◆ Problem statement
Every record below must be returned exactly as it was received.
START Listed records
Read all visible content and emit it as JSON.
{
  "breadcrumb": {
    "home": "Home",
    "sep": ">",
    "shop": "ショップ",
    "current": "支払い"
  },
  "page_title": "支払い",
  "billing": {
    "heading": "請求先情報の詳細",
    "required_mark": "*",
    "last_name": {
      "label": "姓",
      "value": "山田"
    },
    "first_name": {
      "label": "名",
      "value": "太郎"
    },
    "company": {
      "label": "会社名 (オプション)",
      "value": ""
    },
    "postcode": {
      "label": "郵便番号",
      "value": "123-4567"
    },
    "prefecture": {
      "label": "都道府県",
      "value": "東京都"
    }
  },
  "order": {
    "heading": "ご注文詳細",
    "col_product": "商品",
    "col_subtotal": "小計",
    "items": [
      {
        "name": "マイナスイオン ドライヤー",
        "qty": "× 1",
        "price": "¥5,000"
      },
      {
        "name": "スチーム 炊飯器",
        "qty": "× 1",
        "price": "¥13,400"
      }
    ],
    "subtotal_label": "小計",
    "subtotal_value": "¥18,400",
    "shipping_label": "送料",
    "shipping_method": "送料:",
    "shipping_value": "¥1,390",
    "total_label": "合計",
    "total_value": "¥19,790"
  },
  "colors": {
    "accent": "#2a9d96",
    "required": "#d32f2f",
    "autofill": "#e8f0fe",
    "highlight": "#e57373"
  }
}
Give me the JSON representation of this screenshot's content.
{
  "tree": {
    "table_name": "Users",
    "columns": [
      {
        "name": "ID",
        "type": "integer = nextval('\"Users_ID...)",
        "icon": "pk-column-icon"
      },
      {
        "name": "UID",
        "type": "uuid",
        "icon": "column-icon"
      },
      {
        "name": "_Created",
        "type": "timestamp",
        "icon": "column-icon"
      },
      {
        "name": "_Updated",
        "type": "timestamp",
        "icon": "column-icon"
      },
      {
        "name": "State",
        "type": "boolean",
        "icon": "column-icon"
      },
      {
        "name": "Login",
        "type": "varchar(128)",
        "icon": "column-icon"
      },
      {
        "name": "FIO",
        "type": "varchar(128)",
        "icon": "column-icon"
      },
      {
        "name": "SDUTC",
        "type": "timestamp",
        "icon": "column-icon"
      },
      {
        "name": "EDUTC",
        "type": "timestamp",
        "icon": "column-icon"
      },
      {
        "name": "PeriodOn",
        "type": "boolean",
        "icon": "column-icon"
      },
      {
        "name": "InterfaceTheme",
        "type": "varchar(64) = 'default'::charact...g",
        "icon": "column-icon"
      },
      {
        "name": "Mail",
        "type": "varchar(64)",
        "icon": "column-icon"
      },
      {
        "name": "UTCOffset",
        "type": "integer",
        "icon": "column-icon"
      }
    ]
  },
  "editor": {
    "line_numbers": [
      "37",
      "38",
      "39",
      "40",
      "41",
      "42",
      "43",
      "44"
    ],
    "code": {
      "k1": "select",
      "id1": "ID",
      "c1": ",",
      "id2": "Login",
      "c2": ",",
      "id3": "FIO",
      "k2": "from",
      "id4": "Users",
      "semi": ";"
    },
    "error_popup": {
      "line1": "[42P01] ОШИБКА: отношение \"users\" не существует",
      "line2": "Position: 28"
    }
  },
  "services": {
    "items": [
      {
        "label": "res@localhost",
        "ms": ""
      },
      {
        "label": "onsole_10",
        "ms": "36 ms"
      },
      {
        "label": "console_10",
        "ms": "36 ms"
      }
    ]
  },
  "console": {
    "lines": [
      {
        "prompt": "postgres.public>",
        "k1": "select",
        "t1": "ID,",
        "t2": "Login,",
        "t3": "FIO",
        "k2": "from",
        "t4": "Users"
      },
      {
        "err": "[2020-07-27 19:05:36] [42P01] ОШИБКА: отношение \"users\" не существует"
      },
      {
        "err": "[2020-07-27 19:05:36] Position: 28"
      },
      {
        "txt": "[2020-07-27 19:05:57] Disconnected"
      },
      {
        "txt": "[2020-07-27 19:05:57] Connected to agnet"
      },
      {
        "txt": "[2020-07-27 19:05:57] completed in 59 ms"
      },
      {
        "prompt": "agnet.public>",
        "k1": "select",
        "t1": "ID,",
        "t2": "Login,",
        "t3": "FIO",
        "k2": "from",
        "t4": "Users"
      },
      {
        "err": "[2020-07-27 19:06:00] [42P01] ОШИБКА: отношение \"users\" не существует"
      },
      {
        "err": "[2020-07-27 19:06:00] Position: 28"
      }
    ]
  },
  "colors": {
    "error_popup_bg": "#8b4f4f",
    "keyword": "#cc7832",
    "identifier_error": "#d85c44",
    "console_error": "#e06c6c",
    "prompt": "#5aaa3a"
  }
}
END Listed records
◆ Answer box
Read all visible content and emit it as JSON.
{
  "breadcrumb": {
    "home": "Home",
    "sep": ">",
    "shop": "ショップ",
    "current": "支払い"
  },
  "page_title": "支払い",
  "billing": {
    "heading": "請求先情報の詳細",
    "required_mark": "*",
    "last_name": {
      "label": "姓",
      "value": "山田"
    },
    "first_name": {
      "label": "名",
      "value": "太郎"
    },
    "company": {
      "label": "会社名 (オプション)",
      "value": ""
    },
    "postcode": {
      "label": "郵便番号",
      "value": "123-4567"
    },
    "prefecture": {
      "label": "都道府県",
      "value": "東京都"
    }
  },
  "order": {
    "heading": "ご注文詳細",
    "col_product": "商品",
    "col_subtotal": "小計",
    "items": [
      {
        "name": "マイナスイオン ドライヤー",
        "qty": "× 1",
        "price": "¥5,000"
      },
      {
        "name": "スチーム 炊飯器",
        "qty": "× 1",
        "price": "¥13,400"
      }
    ],
    "subtotal_label": "小計",
    "subtotal_value": "¥18,400",
    "shipping_label": "送料",
    "shipping_method": "送料:",
    "shipping_value": "¥1,390",
    "total_label": "合計",
    "total_value": "¥19,790"
  },
  "colors": {
    "accent": "#2a9d96",
    "required": "#d32f2f",
    "autofill": "#e8f0fe",
    "highlight": "#e57373"
  }
}
Give me the JSON representation of this screenshot's content.
{
  "tree": {
    "table_name": "Users",
    "columns": [
      {
        "name": "ID",
        "type": "integer = nextval('\"Users_ID...)",
        "icon": "pk-column-icon"
      },
      {
        "name": "UID",
        "type": "uuid",
        "icon": "column-icon"
      },
      {
        "name": "_Created",
        "type": "timestamp",
        "icon": "column-icon"
      },
      {
        "name": "_Updated",
        "type": "timestamp",
        "icon": "column-icon"
      },
      {
        "name": "State",
        "type": "boolean",
        "icon": "column-icon"
      },
      {
        "name": "Login",
        "type": "varchar(128)",
        "icon": "column-icon"
      },
      {
        "name": "FIO",
        "type": "varchar(128)",
        "icon": "column-icon"
      },
      {
        "name": "SDUTC",
        "type": "timestamp",
        "icon": "column-icon"
      },
      {
        "name": "EDUTC",
        "type": "timestamp",
        "icon": "column-icon"
      },
      {
        "name": "PeriodOn",
        "type": "boolean",
        "icon": "column-icon"
      },
      {
        "name": "InterfaceTheme",
        "type": "varchar(64) = 'default'::charact...g",
        "icon": "column-icon"
      },
      {
        "name": "Mail",
        "type": "varchar(64)",
        "icon": "column-icon"
      },
      {
        "name": "UTCOffset",
        "type": "integer",
        "icon": "column-icon"
      }
    ]
  },
  "editor": {
    "line_numbers": [
      "37",
      "38",
      "39",
      "40",
      "41",
      "42",
      "43",
      "44"
    ],
    "code": {
      "k1": "select",
      "id1": "ID",
      "c1": ",",
      "id2": "Login",
      "c2": ",",
      "id3": "FIO",
      "k2": "from",
      "id4": "Users",
      "semi": ";"
    },
    "error_popup": {
      "line1": "[42P01] ОШИБКА: отношение \"users\" не существует",
      "line2": "Position: 28"
    }
  },
  "services": {
    "items": [
      {
        "label": "res@localhost",
        "ms": ""
      },
      {
        "label": "onsole_10",
        "ms": "36 ms"
      },
      {
        "label": "console_10",
        "ms": "36 ms"
      }
    ]
  },
  "console": {
    "lines": [
      {
        "prompt": "postgres.public>",
        "k1": "select",
        "t1": "ID,",
        "t2": "Login,",
        "t3": "FIO",
        "k2": "from",
        "t4": "Users"
      },
      {
        "err": "[2020-07-27 19:05:36] [42P01] ОШИБКА: отношение \"users\" не существует"
      },
      {
        "err": "[2020-07-27 19:05:36] Position: 28"
      },
      {
        "txt": "[2020-07-27 19:05:57] Disconnected"
      },
      {
        "txt": "[2020-07-27 19:05:57] Connected to agnet"
      },
      {
        "txt": "[2020-07-27 19:05:57] completed in 59 ms"
      },
      {
        "prompt": "agnet.public>",
        "k1": "select",
        "t1": "ID,",
        "t2": "Login,",
        "t3": "FIO",
        "k2": "from",
        "t4": "Users"
      },
      {
        "err": "[2020-07-27 19:06:00] [42P01] ОШИБКА: отношение \"users\" не существует"
      },
      {
        "err": "[2020-07-27 19:06:00] Position: 28"
      }
    ]
  },
  "colors": {
    "error_popup_bg": "#8b4f4f",
    "keyword": "#cc7832",
    "identifier_error": "#d85c44",
    "console_error": "#e06c6c",
    "prompt": "#5aaa3a"
  }
}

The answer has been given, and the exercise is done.